Data extracts:
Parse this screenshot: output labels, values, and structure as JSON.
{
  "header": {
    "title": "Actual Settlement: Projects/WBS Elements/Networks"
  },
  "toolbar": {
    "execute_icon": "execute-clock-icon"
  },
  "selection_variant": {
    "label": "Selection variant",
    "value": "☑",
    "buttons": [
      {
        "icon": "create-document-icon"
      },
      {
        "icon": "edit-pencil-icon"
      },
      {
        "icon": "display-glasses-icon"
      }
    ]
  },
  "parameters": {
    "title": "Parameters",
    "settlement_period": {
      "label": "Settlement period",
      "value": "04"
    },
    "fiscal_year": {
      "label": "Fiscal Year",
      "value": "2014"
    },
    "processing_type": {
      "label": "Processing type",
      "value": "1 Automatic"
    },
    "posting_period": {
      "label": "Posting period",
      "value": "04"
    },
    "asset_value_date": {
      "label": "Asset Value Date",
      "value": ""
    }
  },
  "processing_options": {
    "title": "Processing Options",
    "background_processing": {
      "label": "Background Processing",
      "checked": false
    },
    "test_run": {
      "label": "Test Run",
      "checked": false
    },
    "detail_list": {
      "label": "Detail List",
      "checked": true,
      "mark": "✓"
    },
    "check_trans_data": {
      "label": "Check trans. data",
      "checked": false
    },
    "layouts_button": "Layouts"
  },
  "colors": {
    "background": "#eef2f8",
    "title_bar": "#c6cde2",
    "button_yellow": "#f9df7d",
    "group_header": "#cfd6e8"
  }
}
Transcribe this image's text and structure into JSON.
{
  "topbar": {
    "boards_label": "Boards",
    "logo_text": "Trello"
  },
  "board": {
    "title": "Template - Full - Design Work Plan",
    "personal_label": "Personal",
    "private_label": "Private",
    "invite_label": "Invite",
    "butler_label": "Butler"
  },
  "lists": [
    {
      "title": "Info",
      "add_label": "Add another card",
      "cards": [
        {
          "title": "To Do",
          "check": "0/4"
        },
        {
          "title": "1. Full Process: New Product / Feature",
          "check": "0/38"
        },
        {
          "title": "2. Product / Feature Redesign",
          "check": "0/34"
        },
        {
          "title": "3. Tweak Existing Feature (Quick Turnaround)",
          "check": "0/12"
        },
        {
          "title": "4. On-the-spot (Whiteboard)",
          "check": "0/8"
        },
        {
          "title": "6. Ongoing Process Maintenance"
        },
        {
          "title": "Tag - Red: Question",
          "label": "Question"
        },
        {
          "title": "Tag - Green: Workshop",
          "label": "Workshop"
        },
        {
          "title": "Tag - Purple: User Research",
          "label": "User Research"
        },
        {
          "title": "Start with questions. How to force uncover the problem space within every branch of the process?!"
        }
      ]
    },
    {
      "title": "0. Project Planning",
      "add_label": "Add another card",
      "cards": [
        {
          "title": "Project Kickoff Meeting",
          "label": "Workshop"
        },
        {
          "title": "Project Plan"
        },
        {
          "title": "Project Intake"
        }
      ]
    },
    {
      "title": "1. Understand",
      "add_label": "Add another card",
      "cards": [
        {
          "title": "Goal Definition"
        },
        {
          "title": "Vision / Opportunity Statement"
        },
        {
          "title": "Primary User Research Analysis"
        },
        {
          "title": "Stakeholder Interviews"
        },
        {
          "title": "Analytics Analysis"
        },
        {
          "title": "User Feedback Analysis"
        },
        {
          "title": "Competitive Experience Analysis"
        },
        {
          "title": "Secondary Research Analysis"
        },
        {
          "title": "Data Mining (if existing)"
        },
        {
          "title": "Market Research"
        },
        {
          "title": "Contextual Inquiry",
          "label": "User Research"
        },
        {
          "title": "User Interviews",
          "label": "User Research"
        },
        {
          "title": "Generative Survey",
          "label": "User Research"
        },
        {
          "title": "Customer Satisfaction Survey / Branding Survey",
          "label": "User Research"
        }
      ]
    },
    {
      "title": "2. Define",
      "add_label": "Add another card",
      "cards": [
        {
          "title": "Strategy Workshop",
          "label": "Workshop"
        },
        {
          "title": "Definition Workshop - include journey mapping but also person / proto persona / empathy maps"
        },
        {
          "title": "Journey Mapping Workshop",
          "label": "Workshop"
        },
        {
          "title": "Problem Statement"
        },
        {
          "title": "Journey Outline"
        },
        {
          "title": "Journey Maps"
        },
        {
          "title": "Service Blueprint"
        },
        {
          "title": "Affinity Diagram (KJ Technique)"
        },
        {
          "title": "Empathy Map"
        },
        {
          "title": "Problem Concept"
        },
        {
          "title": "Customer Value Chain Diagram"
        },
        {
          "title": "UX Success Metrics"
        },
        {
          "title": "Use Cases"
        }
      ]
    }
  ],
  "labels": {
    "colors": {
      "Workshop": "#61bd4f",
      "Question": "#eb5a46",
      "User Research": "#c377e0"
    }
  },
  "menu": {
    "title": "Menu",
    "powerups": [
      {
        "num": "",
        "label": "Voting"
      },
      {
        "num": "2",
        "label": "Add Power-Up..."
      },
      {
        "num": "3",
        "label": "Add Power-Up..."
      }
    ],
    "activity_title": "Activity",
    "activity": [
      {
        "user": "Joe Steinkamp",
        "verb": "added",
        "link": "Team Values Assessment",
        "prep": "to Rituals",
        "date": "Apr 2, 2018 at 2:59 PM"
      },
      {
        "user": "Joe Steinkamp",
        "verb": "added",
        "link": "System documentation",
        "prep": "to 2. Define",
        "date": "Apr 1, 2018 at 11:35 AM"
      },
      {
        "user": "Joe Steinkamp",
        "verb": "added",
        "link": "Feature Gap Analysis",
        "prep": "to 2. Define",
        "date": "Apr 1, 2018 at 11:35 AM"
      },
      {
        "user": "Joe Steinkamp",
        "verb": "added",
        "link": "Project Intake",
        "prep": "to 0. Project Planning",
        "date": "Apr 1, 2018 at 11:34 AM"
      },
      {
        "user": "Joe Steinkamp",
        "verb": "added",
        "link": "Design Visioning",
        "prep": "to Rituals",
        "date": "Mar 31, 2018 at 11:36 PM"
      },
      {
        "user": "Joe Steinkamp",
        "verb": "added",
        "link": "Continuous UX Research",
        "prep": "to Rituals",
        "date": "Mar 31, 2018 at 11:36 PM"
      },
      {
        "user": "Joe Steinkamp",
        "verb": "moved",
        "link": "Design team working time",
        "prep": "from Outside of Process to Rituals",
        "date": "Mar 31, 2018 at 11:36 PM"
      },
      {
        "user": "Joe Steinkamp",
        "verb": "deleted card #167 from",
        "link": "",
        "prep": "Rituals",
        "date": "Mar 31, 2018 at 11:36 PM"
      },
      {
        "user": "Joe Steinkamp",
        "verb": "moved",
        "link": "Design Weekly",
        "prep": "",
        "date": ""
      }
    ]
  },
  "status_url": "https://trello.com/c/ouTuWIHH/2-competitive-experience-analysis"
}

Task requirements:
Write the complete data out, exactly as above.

Answer to this exercise:
Parse this screenshot: output labels, values, and structure as JSON.
{
  "header": {
    "title": "Actual Settlement: Projects/WBS Elements/Networks"
  },
  "toolbar": {
    "execute_icon": "execute-clock-icon"
  },
  "selection_variant": {
    "label": "Selection variant",
    "value": "☑",
    "buttons": [
      {
        "icon": "create-document-icon"
      },
      {
        "icon": "edit-pencil-icon"
      },
      {
        "icon": "display-glasses-icon"
      }
    ]
  },
  "parameters": {
    "title": "Parameters",
    "settlement_period": {
      "label": "Settlement period",
      "value": "04"
    },
    "fiscal_year": {
      "label": "Fiscal Year",
      "value": "2014"
    },
    "processing_type": {
      "label": "Processing type",
      "value": "1 Automatic"
    },
    "posting_period": {
      "label": "Posting period",
      "value": "04"
    },
    "asset_value_date": {
      "label": "Asset Value Date",
      "value": ""
    }
  },
  "processing_options": {
    "title": "Processing Options",
    "background_processing": {
      "label": "Background Processing",
      "checked": false
    },
    "test_run": {
      "label": "Test Run",
      "checked": false
    },
    "detail_list": {
      "label": "Detail List",
      "checked": true,
      "mark": "✓"
    },
    "check_trans_data": {
      "label": "Check trans. data",
      "checked": false
    },
    "layouts_button": "Layouts"
  },
  "colors": {
    "background": "#eef2f8",
    "title_bar": "#c6cde2",
    "button_yellow": "#f9df7d",
    "group_header": "#cfd6e8"
  }
}
Transcribe this image's text and structure into JSON.
{
  "topbar": {
    "boards_label": "Boards",
    "logo_text": "Trello"
  },
  "board": {
    "title": "Template - Full - Design Work Plan",
    "personal_label": "Personal",
    "private_label": "Private",
    "invite_label": "Invite",
    "butler_label": "Butler"
  },
  "lists": [
    {
      "title": "Info",
      "add_label": "Add another card",
      "cards": [
        {
          "title": "To Do",
          "check": "0/4"
        },
        {
          "title": "1. Full Process: New Product / Feature",
          "check": "0/38"
        },
        {
          "title": "2. Product / Feature Redesign",
          "check": "0/34"
        },
        {
          "title": "3. Tweak Existing Feature (Quick Turnaround)",
          "check": "0/12"
        },
        {
          "title": "4. On-the-spot (Whiteboard)",
          "check": "0/8"
        },
        {
          "title": "6. Ongoing Process Maintenance"
        },
        {
          "title": "Tag - Red: Question",
          "label": "Question"
        },
        {
          "title": "Tag - Green: Workshop",
          "label": "Workshop"
        },
        {
          "title": "Tag - Purple: User Research",
          "label": "User Research"
        },
        {
          "title": "Start with questions. How to force uncover the problem space within every branch of the process?!"
        }
      ]
    },
    {
      "title": "0. Project Planning",
      "add_label": "Add another card",
      "cards": [
        {
          "title": "Project Kickoff Meeting",
          "label": "Workshop"
        },
        {
          "title": "Project Plan"
        },
        {
          "title": "Project Intake"
        }
      ]
    },
    {
      "title": "1. Understand",
      "add_label": "Add another card",
      "cards": [
        {
          "title": "Goal Definition"
        },
        {
          "title": "Vision / Opportunity Statement"
        },
        {
          "title": "Primary User Research Analysis"
        },
        {
          "title": "Stakeholder Interviews"
        },
        {
          "title": "Analytics Analysis"
        },
        {
          "title": "User Feedback Analysis"
        },
        {
          "title": "Competitive Experience Analysis"
        },
        {
          "title": "Secondary Research Analysis"
        },
        {
          "title": "Data Mining (if existing)"
        },
        {
          "title": "Market Research"
        },
        {
          "title": "Contextual Inquiry",
          "label": "User Research"
        },
        {
          "title": "User Interviews",
          "label": "User Research"
        },
        {
          "title": "Generative Survey",
          "label": "User Research"
        },
        {
          "title": "Customer Satisfaction Survey / Branding Survey",
          "label": "User Research"
        }
      ]
    },
    {
      "title": "2. Define",
      "add_label": "Add another card",
      "cards": [
        {
          "title": "Strategy Workshop",
          "label": "Workshop"
        },
        {
          "title": "Definition Workshop - include journey mapping but also person / proto persona / empathy maps"
        },
        {
          "title": "Journey Mapping Workshop",
          "label": "Workshop"
        },
        {
          "title": "Problem Statement"
        },
        {
          "title": "Journey Outline"
        },
        {
          "title": "Journey Maps"
        },
        {
          "title": "Service Blueprint"
        },
        {
          "title": "Affinity Diagram (KJ Technique)"
        },
        {
          "title": "Empathy Map"
        },
        {
          "title": "Problem Concept"
        },
        {
          "title": "Customer Value Chain Diagram"
        },
        {
          "title": "UX Success Metrics"
        },
        {
          "title": "Use Cases"
        }
      ]
    }
  ],
  "labels": {
    "colors": {
      "Workshop": "#61bd4f",
      "Question": "#eb5a46",
      "User Research": "#c377e0"
    }
  },
  "menu": {
    "title": "Menu",
    "powerups": [
      {
        "num": "",
        "label": "Voting"
      },
      {
        "num": "2",
        "label": "Add Power-Up..."
      },
      {
        "num": "3",
        "label": "Add Power-Up..."
      }
    ],
    "activity_title": "Activity",
    "activity": [
      {
        "user": "Joe Steinkamp",
        "verb": "added",
        "link": "Team Values Assessment",
        "prep": "to Rituals",
        "date": "Apr 2, 2018 at 2:59 PM"
      },
      {
        "user": "Joe Steinkamp",
        "verb": "added",
        "link": "System documentation",
        "prep": "to 2. Define",
        "date": "Apr 1, 2018 at 11:35 AM"
      },
      {
        "user": "Joe Steinkamp",
        "verb": "added",
        "link": "Feature Gap Analysis",
        "prep": "to 2. Define",
        "date": "Apr 1, 2018 at 11:35 AM"
      },
      {
        "user": "Joe Steinkamp",
        "verb": "added",
        "link": "Project Intake",
        "prep": "to 0. Project Planning",
        "date": "Apr 1, 2018 at 11:34 AM"
      },
      {
        "user": "Joe Steinkamp",
        "verb": "added",
        "link": "Design Visioning",
        "prep": "to Rituals",
        "date": "Mar 31, 2018 at 11:36 PM"
      },
      {
        "user": "Joe Steinkamp",
        "verb": "added",
        "link": "Continuous UX Research",
        "prep": "to Rituals",
        "date": "Mar 31, 2018 at 11:36 PM"
      },
      {
        "user": "Joe Steinkamp",
        "verb": "moved",
        "link": "Design team working time",
        "prep": "from Outside of Process to Rituals",
        "date": "Mar 31, 2018 at 11:36 PM"
      },
      {
        "user": "Joe Steinkamp",
        "verb": "deleted card #167 from",
        "link": "",
        "prep": "Rituals",
        "date": "Mar 31, 2018 at 11:36 PM"
      },
      {
        "user": "Joe Steinkamp",
        "verb": "moved",
        "link": "Design Weekly",
        "prep": "",
        "date": ""
      }
    ]
  },
  "status_url": "https://trello.com/c/ouTuWIHH/2-competitive-experience-analysis"
}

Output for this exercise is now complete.